I was dumped at a tender 26.
The relationship had burned a mere four years before finally burning out.
Still, it hurt. I remember sitting in a new apartment, newly single, sifting through the detritus of a failed union.
Pictures (and their negatives), photo albums, old birthday cards and notes … even clothes and shoes he’d given me went into the do-not-resuscitate pile. I gave away the clothing; everything else ended up in the apartment complex dumpster.
For some reason, I held on to the cast-iron skillet his mother had given me during a downsizing of her own.
I didn’t cook back then. It was actually painful, reminding me of my failed attempt at domesticity. But I kept the skillet, and it traveled with me as I navigated through several more moves, several more relationships and several subsequent house cleanings.
A few years ago, I hauled my cast-iron souvenir out of its pantry corner and decided to make a choice:
Either toss the last vestige of a long-ago mistake …
… or learn to use the thing.

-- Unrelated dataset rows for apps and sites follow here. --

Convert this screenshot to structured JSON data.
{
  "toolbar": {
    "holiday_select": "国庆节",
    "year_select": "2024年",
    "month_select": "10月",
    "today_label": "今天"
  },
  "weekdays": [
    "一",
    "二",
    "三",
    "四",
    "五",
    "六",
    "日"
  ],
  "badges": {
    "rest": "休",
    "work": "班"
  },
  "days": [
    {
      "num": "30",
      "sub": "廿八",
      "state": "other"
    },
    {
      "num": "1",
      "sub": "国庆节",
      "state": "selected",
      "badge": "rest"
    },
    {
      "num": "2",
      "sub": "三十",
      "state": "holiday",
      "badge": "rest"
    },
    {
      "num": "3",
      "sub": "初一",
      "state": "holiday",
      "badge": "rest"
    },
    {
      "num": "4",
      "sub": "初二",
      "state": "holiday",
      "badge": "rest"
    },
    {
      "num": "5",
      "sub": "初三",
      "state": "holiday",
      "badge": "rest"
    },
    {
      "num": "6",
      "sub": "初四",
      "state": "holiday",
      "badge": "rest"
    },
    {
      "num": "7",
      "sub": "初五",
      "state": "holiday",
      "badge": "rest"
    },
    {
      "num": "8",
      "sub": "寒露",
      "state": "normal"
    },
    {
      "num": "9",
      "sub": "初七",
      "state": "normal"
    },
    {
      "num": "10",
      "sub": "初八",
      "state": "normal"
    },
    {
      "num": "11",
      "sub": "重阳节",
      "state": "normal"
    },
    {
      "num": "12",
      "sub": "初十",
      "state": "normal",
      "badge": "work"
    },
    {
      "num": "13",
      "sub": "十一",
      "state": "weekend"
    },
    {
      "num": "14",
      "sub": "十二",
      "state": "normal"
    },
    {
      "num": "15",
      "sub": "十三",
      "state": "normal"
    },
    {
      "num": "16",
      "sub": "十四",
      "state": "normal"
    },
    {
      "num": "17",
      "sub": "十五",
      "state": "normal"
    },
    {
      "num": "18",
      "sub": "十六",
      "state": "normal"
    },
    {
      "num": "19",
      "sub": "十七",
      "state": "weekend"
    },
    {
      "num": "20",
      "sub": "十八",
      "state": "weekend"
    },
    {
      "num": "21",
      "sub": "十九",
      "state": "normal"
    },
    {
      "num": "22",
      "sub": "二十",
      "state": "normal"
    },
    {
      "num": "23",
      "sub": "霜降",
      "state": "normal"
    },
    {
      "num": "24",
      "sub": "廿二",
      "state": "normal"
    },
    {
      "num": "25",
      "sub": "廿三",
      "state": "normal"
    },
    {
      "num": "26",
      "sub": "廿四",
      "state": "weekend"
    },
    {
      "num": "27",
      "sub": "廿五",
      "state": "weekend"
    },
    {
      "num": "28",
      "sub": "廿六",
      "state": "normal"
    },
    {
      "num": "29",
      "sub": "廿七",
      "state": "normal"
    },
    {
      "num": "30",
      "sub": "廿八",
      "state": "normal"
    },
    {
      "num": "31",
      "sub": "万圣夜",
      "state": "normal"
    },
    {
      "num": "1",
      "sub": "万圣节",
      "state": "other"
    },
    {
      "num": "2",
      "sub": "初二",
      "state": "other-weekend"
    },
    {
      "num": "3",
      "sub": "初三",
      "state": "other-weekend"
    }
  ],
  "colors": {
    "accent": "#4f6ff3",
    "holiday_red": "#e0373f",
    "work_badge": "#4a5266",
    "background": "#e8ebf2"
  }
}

I chose the latter, and I’m so glad I did. My cast-iron skillet has become one of my favorite kitchen tools. It heats to scorching highs, putting a beautiful sear on tuna steaks and tenderloins. It holds an entire flattened chicken with ease. It moves from stovetop to oven without any worries. In fact, the only points I have to remember are never to use citrus when I’m cooking in it (the iron and citrus react poorly), and to dry it thoroughly after washing (so it doesn’t rust).
The best thing about my pan is how quickly it cooks. Too many days, I’ve forgotten even to think about dinner, much less take something out of the freezer to thaw. For those evenings, I lug out the skillet, take a quick survey of what’s in the refrigerator or pantry, and let the pan do its magic. In most cases, dinner is on the table in less than an hour.
Lately, eggs have become my go-to fast food. Specifically, eggs whipped into an oven omelet, or frittata.
Cast iron is perfect for this cooking technique. It gets hot enough to set the eggs on the stove, yet it’s insulated enough to protect the bottom of the omelet as the dish finishes cooking in the oven.
I love Lynne Rosetto Kasper’s and Sally Swift’s basic frittata recipe in The Splendid Table’s How To Eat Supper:
Glaze the skillet with olive oil, then saute 1 chopped onion over medium heat until translucent. Add 1 minced garlic clove, and stir for 30 seconds.
Beat 5 eggs, 3/4 cup milk and 1 1/3 cups grated cheese (cheddar and Gruyere are our favorites) in a bowl. Pour into the skillet, and let the eggs sit for a minute or so — just until they set around the edges. Sprinkle on an additional 2/3 cup grated cheese. Cover with foil, and pop into a 350-degree oven for 30 minutes.
Uncover, and finish baking for an additional 10-15 minutes.
Using this formula as a base, I’ve added red bell peppers, thinly sliced potatoes and paprika to the onion saute. I’ve stirred in chopped spinach and crisp bacon, and mixed in a dollop of sour cream with the eggs and milk. I’ve topped the frittata with sliced tomatoes and fresh asparagus before popping it in the oven. I’ve even taken Kasper’s and Swift’s suggestion of sauteing Swiss chard and green apple with the onion (although my kids didn’t like the hint of sweet with their savory).
I could probably make a frittata in a stainless-steel pan. But my cast iron is foolproof.
It’s also a bit of an antique. I took it out the other day and looked at the bottom. It was made by the Griswold Manufacturing Co. in Erie, PA — a company that produced cast-iron cooking tools from 1865 to the 1950s. My ex’s mother probably got that pan when she was a young newlywed. It makes me grateful that she thought enough of me to pass it on.
It gives tough memories a tender grace.